> What needs to be done
Each line of the listing where "structure" appears should be reported.

------------------------

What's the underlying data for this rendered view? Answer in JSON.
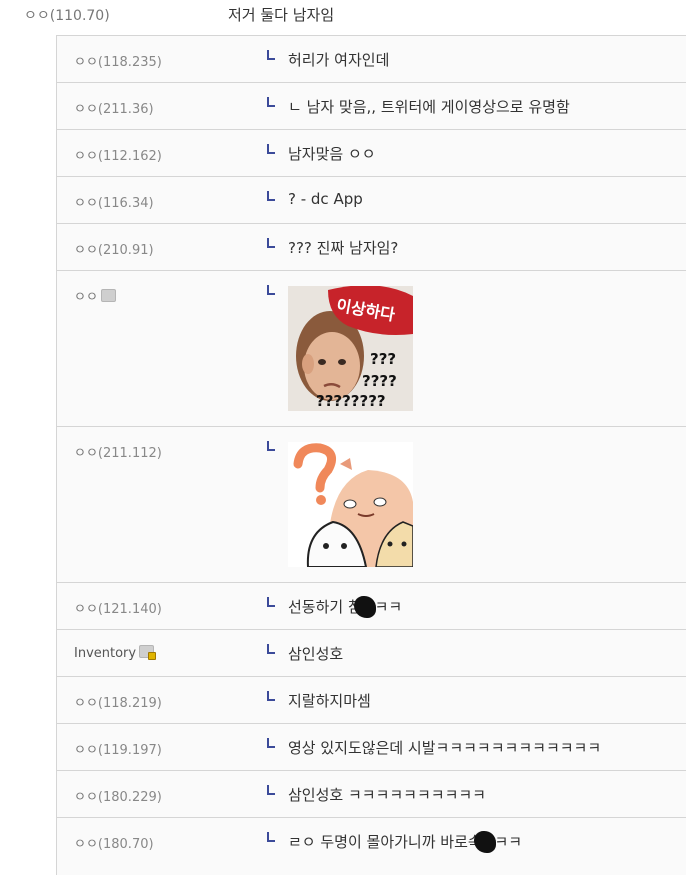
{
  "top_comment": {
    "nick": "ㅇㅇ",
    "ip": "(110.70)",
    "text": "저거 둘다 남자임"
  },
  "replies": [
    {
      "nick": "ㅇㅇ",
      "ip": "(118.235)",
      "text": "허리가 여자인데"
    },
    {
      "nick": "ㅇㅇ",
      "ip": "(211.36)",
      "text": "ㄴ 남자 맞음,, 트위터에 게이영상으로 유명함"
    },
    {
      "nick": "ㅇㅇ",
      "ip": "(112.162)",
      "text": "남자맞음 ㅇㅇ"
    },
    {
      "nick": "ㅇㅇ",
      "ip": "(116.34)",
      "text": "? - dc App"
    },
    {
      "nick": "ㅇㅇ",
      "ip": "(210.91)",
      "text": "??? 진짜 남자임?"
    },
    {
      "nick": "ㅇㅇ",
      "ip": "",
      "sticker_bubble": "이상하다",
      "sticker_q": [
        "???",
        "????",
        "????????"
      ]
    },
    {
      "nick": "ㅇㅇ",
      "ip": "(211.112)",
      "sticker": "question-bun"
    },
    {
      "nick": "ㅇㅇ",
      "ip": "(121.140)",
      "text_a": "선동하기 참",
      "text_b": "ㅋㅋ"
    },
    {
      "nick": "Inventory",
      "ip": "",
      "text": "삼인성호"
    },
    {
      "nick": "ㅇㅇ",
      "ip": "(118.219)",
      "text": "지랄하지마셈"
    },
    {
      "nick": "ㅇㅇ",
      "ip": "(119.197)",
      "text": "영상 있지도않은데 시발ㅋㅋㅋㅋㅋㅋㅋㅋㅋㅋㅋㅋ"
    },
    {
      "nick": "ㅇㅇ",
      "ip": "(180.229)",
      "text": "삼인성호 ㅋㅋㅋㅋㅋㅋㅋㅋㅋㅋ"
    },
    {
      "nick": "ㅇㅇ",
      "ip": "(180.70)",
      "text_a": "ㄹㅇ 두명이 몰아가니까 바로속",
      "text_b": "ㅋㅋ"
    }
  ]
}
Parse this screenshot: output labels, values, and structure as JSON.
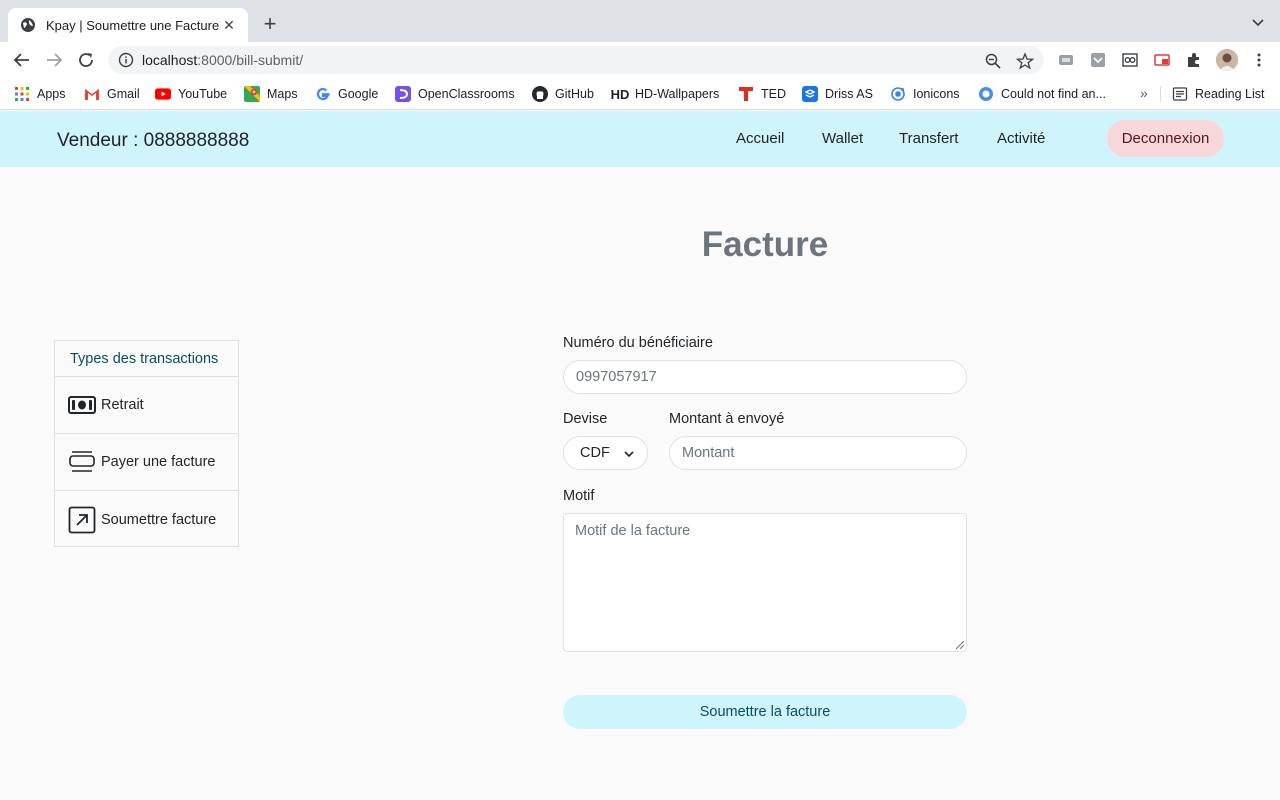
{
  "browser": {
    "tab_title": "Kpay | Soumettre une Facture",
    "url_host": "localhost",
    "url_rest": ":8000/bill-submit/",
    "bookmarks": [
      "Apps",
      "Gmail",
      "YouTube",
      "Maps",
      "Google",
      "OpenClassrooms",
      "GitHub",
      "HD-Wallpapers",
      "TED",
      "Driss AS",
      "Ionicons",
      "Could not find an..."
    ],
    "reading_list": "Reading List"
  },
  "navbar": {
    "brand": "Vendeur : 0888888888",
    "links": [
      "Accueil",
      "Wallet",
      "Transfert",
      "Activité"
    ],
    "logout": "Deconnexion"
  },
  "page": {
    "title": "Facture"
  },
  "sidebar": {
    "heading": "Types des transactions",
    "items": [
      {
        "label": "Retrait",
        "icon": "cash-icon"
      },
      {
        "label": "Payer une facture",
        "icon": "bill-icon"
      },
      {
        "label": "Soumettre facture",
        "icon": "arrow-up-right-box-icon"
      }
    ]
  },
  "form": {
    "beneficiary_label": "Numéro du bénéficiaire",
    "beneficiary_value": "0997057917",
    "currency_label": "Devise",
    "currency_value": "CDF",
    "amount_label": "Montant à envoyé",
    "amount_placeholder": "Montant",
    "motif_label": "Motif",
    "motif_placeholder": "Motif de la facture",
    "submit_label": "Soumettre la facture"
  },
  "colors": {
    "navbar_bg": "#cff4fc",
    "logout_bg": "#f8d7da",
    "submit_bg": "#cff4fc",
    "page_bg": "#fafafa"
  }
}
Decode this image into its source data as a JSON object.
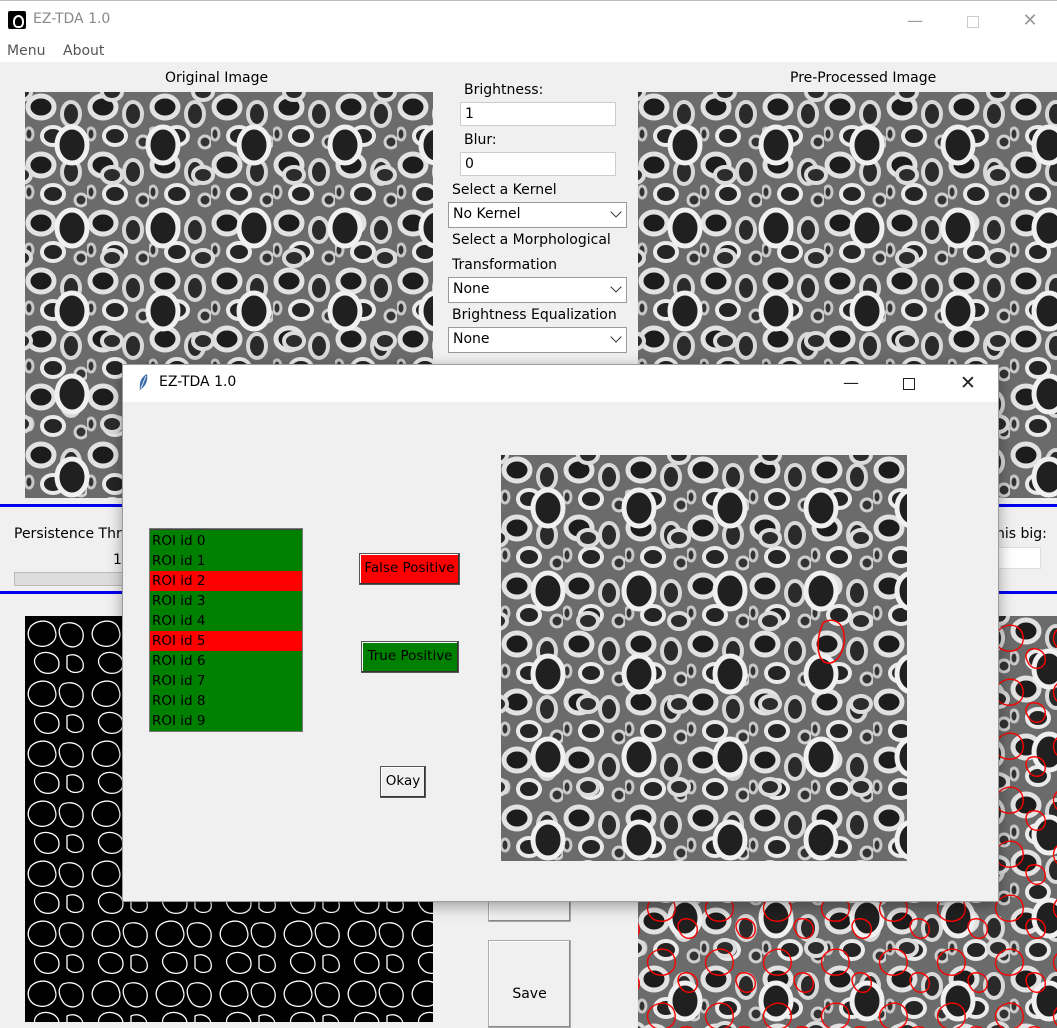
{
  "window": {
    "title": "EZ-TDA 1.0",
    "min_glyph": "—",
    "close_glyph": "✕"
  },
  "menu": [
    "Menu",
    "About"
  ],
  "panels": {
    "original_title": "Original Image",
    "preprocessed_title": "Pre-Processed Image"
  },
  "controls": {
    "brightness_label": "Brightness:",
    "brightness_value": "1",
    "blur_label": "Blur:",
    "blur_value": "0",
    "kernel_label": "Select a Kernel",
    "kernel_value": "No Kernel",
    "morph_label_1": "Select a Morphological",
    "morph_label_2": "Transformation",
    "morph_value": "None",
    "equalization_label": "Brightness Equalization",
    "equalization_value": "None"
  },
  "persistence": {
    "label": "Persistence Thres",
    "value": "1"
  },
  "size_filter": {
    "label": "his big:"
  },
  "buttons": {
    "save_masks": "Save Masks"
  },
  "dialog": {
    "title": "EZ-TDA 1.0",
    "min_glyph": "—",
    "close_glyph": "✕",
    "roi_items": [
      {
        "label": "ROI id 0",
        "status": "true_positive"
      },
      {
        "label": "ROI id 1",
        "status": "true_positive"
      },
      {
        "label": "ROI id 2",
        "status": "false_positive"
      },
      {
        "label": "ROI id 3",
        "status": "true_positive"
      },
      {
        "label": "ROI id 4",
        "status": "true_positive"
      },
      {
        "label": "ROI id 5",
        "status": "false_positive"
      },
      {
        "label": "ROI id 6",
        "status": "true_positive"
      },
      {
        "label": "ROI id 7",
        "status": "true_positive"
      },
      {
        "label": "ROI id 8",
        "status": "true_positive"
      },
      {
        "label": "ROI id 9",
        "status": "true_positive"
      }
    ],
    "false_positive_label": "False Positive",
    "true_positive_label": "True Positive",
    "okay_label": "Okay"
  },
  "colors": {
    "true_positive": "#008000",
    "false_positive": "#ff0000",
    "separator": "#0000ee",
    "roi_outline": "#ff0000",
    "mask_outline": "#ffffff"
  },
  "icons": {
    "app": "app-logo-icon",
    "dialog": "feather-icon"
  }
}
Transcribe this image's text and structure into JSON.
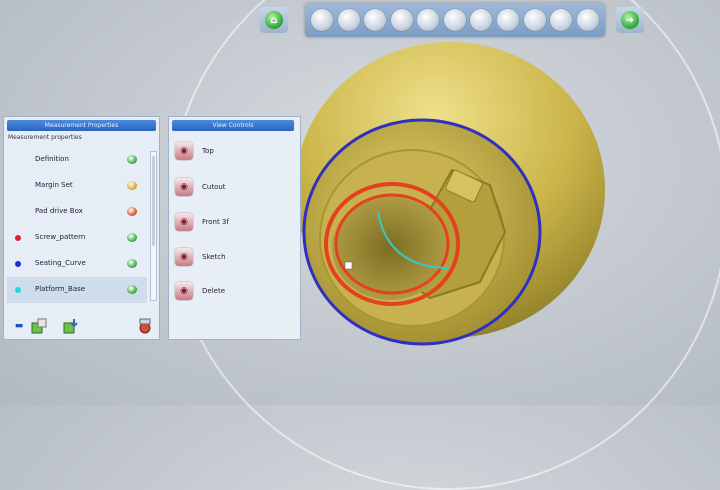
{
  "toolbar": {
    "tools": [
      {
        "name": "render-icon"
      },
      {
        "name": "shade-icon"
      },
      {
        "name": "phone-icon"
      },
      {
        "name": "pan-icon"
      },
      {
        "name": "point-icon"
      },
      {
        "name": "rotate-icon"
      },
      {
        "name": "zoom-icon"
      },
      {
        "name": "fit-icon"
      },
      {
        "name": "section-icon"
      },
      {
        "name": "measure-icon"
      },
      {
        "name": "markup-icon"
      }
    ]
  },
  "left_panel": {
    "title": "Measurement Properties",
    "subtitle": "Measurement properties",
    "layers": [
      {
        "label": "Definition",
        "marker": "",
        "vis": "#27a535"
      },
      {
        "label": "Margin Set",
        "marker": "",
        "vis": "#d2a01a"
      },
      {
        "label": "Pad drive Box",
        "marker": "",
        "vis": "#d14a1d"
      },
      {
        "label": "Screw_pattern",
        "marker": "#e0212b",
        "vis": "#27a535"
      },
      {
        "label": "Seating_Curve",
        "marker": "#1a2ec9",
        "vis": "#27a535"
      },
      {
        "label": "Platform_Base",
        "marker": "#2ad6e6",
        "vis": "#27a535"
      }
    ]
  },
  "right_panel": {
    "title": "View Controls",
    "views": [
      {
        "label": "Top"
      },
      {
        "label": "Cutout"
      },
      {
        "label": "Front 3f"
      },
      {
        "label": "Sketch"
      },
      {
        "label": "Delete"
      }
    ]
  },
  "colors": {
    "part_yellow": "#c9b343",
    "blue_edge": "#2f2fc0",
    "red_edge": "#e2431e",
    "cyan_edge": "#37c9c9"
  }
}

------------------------

> Solution for this problem
Parse this screenshot: output labels, values, and structure as JSON.
Transcribe this image's text and structure into JSON.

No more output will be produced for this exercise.